Copy each line that contains the string "Alex", taking them from the material.

BEGIN

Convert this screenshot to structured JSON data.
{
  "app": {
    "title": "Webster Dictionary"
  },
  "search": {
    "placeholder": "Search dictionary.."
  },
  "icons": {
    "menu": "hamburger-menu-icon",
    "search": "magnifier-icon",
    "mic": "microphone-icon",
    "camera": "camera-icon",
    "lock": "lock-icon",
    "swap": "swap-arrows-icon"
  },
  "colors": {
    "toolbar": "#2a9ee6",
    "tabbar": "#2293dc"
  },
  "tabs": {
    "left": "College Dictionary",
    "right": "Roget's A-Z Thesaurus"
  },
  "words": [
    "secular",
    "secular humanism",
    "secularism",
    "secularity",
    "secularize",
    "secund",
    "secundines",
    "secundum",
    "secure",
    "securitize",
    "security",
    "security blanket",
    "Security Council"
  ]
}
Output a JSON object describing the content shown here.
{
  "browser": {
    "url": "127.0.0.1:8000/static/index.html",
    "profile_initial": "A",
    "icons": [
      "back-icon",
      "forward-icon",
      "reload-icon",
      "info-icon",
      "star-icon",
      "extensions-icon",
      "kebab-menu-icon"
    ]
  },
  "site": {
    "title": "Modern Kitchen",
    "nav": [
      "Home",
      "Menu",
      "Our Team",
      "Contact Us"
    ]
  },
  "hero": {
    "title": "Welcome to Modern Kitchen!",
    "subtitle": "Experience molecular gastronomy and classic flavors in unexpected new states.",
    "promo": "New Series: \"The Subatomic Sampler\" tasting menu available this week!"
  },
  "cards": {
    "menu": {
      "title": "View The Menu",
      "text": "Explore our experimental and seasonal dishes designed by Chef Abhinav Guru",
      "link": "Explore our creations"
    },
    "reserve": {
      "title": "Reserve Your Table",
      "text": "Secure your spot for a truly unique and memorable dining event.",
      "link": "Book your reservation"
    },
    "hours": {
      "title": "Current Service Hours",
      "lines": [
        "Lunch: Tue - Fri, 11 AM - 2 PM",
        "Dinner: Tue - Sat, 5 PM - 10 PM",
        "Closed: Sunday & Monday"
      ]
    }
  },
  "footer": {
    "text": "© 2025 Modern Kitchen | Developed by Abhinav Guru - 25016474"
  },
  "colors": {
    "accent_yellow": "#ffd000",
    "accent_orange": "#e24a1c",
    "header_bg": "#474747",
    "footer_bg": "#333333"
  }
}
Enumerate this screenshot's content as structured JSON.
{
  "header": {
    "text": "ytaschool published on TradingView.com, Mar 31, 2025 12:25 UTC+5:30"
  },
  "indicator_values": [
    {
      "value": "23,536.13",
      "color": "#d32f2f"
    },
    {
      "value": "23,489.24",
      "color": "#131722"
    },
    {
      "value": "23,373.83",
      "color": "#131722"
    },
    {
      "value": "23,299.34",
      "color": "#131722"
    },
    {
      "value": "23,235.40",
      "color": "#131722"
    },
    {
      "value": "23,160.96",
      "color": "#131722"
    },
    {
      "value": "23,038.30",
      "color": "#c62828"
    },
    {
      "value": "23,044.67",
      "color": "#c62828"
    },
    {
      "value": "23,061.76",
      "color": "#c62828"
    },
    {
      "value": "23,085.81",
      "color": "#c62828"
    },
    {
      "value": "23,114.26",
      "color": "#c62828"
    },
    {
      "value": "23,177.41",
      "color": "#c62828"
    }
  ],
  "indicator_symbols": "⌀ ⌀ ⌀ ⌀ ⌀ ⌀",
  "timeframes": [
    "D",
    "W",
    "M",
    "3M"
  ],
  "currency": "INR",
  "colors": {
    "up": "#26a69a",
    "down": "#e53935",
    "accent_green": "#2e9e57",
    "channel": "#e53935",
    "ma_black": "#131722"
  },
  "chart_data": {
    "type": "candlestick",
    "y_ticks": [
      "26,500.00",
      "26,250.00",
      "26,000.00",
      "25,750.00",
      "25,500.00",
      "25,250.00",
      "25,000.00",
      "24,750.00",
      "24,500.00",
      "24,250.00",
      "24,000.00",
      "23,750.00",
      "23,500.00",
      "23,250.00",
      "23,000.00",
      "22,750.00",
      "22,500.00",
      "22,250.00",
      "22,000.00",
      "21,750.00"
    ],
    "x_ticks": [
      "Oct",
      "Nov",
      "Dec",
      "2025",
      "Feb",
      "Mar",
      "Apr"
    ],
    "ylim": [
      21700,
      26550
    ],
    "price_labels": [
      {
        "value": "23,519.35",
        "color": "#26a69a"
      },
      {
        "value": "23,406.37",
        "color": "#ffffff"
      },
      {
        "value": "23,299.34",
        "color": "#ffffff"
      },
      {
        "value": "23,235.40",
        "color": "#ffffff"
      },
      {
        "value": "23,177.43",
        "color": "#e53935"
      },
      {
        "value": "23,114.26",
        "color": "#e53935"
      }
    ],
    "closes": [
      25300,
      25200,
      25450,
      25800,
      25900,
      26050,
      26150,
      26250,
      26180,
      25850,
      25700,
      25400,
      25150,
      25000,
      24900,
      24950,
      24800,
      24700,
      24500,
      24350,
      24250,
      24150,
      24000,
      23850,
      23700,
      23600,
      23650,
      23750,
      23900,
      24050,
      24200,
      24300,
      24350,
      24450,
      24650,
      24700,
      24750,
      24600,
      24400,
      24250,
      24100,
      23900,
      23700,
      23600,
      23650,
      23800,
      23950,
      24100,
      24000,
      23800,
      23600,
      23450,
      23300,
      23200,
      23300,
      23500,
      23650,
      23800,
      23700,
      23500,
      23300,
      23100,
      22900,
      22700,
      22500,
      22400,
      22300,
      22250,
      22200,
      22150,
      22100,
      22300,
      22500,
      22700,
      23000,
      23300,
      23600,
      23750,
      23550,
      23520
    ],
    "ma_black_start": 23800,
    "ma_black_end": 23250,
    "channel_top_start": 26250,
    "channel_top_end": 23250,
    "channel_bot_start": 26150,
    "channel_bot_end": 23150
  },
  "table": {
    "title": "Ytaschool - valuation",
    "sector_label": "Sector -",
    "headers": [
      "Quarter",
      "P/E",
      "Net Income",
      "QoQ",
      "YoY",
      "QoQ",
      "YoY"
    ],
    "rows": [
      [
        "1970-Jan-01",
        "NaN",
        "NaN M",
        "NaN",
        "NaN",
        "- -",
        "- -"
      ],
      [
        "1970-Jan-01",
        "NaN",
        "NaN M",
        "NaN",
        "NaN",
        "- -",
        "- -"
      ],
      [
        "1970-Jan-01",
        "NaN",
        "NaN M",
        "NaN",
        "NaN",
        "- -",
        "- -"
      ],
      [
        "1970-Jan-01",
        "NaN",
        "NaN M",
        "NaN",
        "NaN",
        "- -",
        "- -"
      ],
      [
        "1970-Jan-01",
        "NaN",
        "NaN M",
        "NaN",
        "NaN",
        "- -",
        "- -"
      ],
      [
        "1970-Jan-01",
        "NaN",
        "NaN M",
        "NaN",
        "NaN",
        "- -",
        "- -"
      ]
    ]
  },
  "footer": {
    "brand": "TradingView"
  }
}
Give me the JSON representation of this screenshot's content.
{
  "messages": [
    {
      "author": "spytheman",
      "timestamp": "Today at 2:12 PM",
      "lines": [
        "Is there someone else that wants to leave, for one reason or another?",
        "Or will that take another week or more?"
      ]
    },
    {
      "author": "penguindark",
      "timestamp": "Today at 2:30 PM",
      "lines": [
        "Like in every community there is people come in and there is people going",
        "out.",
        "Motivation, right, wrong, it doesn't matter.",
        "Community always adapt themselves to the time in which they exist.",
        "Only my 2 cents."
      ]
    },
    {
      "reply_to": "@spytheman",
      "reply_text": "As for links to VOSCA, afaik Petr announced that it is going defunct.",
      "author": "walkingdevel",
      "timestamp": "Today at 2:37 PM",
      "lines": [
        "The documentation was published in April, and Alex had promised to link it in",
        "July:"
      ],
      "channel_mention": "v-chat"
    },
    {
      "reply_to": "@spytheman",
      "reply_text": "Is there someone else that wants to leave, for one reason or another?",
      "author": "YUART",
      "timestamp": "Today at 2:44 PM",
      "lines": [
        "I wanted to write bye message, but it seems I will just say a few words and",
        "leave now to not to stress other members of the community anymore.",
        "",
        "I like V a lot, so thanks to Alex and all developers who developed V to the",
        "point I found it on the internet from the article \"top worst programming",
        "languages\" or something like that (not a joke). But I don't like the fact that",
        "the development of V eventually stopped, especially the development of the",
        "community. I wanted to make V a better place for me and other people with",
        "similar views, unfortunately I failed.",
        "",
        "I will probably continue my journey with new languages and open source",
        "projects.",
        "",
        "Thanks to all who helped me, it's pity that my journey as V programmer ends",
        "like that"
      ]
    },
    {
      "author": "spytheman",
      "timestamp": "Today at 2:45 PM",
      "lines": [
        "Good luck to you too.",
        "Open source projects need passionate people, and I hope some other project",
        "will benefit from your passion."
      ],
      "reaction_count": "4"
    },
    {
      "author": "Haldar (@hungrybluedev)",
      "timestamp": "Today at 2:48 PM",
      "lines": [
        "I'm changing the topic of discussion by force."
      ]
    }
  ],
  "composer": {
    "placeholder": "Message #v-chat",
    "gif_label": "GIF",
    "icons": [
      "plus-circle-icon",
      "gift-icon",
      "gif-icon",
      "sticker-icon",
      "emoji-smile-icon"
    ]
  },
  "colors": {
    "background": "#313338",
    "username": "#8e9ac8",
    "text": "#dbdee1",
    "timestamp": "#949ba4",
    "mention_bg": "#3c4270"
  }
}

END

# [RESPONSE AREA]
        "The documentation was published in April, and Alex had promised to link it in",
        "I like V a lot, so thanks to Alex and all developers who developed V to the",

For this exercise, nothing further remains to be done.